“It’s form of an incredible factor that American Judaism — it’s there,” Slater mentioned. “It’s prepared for a rabbi who’s a convert, which is not any small feat.”
Synagogue leaders concerned in bringing Slater to Birmingham say the identical factor.
Steve Inexperienced, who co-chaired the search committee, mentioned the difficulty was largely irrelevant. Although some older members of the neighborhood expressed concern, he mentioned, the overwhelming majority have been enthused by Slater’s candidacy.
“After I see them on the pulpit, it doesn’t even happen to me that they transformed as a result of their data of Judaism and of the Torah and the rituals and the whole lot Jewish is deeper than a lot of the congregants,” Inexperienced mentioned of the Slaters. “I don’t see it as an element in any respect. And I don’t assume that they daven nor do they train any in another way as a result of they transformed to Judaism.”
After I see them on the pulpit, it doesn’t even happen to me that they transformed as a result of their data of Judaism and of the Torah and the rituals and the whole lot Jewish is deeper than a lot of the congregants
For his half, Slater sees the matter considerably in another way. And it may be summed up in a single phrase: God.
Surveys persistently present American Jews are among the many most secular non secular teams in America. In keeping with the Pew Analysis Heart, apart from Buddhist People, Jews have the bottom fee of perception in God amongst American non secular teams. Chief mentioned he believes the phenomenon is a product of Jews seeing the abandonment of God as a pathway out of oppression.
“There’s a deep unconscious rumbling there,” Chief mentioned. “You realize, you begin speaking about God, there’s the Jewish factor that claims, ‘whoa, whoa, whoa, whoa, you’re gonna put me again within the ghetto. It was eliminating God that saved me from the ghetto.’ It’s such a deep factor inside Twenty first-century Jews.”
Slater doesn’t carry that cultural baggage: He talks about God quite a bit, with no detectable sense of irony or self-consciousness — and it’s noticeable. Some years in the past a buddy instructed him he has “that factor that Protestant ministers have, nevertheless it’s Jewish.” Slater isn’t completely positive what the buddy was speaking about, however he suspects it’s linked to religion.
It’s not about me, otherwise you, it’s about God. We’re looking for one thing collectively
“This primary sense that it’s not about me, otherwise you, it’s about God,” Slater mentioned. “We’re looking for one thing collectively. Religious seeker, amongst these paradigms, that might be the correct factor to establish. I do numerous day-to-day stuff, and managerial stuff or no matter, however at backside that’s what drives it.”

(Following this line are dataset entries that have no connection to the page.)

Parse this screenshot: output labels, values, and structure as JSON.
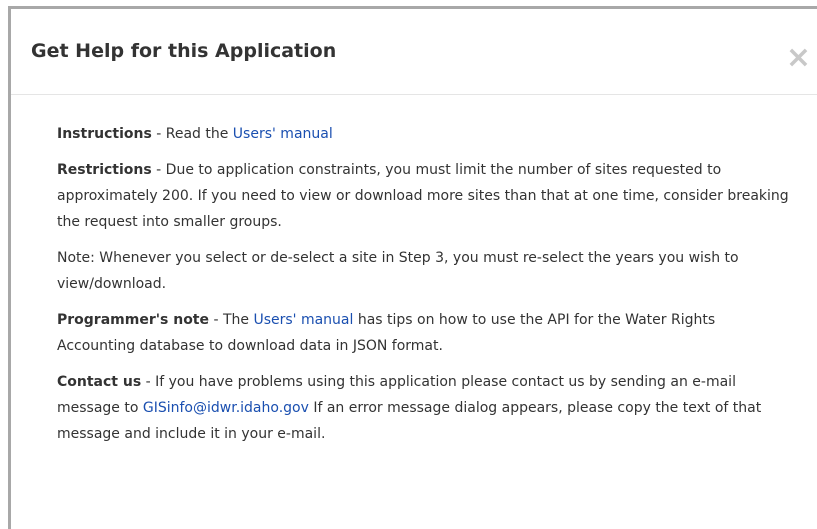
{
  "dialog": {
    "title": "Get Help for this Application",
    "close_label": "×"
  },
  "instructions": {
    "heading": "Instructions",
    "text": " - Read the ",
    "link": "Users' manual"
  },
  "restrictions": {
    "heading": "Restrictions",
    "text": " - Due to application constraints, you must limit the number of sites requested to approximately 200. If you need to view or download more sites than that at one time, consider breaking the request into smaller groups."
  },
  "note": {
    "text": "Note: Whenever you select or de-select a site in Step 3, you must re-select the years you wish to view/download."
  },
  "programmer_note": {
    "heading": "Programmer's note",
    "text_before": " - The ",
    "link": "Users' manual",
    "text_after": " has tips on how to use the API for the Water Rights Accounting database to download data in JSON format."
  },
  "contact": {
    "heading": "Contact us",
    "text_before": " - If you have problems using this application please contact us by sending an e-mail message to ",
    "email": "GISinfo@idwr.idaho.gov",
    "text_after": " If an error message dialog appears, please copy the text of that message and include it in your e-mail."
  }
}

And Slater is unambiguous that this sensibility isn’t one thing he picked up in rabbinical faculty however goes again to the teachings he imbibed on the toes of his mother and father and grandparents, the selflessness they displayed in spending massive chunks of their lives abroad in growing nations, typically at nice private danger.
“That form of religion is simply stable,” Slater mentioned. “On some degree, there’s no questioning that religion. It does issues on the earth. It makes issues occur that simply wouldn’t occur. It really saves folks’s lives. It buildings the whole lot. That was a given.

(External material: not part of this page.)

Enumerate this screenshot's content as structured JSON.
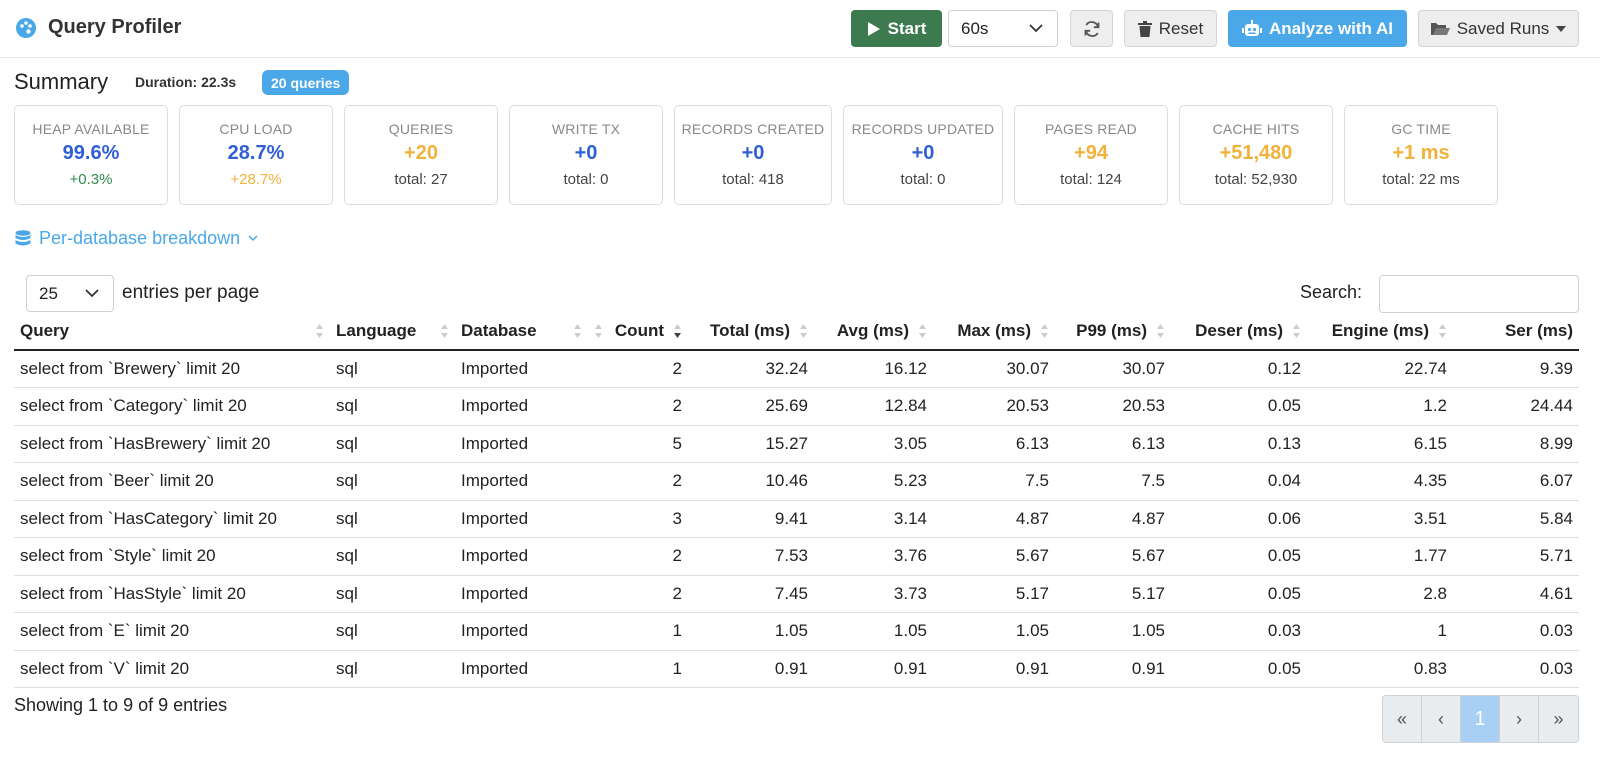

“So interacting with that, I now know that religion modifications the whole lot by way of how you reside your life. The one query for me was the right way to form of construct out the construction.”